- PROBLEM -
In the listing below, identify each line with the word "JSON" and return those lines.

- RECORDS FOR THE TASK -
((

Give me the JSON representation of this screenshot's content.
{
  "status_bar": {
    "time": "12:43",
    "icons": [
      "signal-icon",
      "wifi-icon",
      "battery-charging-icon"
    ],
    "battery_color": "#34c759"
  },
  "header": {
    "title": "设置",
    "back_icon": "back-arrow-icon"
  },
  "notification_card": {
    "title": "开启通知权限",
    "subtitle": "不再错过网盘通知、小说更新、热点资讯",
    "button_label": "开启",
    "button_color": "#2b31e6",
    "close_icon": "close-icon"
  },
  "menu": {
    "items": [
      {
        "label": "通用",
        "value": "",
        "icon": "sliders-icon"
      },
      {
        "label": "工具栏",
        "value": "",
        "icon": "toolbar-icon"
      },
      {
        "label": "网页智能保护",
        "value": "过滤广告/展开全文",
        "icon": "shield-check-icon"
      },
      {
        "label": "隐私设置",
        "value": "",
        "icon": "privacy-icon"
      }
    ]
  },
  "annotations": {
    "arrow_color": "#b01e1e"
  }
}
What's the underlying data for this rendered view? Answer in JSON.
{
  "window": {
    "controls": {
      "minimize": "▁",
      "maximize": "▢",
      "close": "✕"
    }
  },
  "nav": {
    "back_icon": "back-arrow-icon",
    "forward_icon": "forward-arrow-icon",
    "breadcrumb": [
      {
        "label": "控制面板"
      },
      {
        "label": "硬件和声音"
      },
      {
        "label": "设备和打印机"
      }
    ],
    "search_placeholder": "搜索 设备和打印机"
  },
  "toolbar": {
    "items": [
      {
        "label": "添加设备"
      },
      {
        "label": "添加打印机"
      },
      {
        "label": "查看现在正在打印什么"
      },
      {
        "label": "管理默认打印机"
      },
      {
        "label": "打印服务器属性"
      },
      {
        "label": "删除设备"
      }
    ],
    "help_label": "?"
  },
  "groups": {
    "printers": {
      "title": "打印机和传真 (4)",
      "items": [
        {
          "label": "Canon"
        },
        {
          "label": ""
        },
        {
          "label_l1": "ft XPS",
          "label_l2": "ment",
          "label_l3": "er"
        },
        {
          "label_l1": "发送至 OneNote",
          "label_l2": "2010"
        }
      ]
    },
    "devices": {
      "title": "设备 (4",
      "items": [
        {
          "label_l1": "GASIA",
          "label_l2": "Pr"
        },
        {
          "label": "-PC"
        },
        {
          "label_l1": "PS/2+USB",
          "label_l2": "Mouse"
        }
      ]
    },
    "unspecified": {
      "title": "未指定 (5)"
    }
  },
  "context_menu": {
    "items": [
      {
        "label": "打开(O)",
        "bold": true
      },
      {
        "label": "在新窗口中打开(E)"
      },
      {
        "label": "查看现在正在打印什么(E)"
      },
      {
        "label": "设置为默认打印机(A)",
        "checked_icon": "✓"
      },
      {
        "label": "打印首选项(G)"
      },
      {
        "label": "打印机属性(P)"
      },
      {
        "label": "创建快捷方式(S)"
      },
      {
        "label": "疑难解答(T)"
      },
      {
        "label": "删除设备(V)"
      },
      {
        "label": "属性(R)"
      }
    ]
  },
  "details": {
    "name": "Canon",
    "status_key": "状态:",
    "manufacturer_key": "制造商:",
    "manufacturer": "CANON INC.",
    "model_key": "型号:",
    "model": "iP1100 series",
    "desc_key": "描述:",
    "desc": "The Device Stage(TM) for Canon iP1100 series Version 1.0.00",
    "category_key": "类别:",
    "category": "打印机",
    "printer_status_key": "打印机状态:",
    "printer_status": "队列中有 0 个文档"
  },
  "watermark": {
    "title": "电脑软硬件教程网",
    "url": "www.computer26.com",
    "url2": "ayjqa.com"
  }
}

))

- TASK ANSWER -
Give me the JSON representation of this screenshot's content.
What's the underlying data for this rendered view? Answer in JSON.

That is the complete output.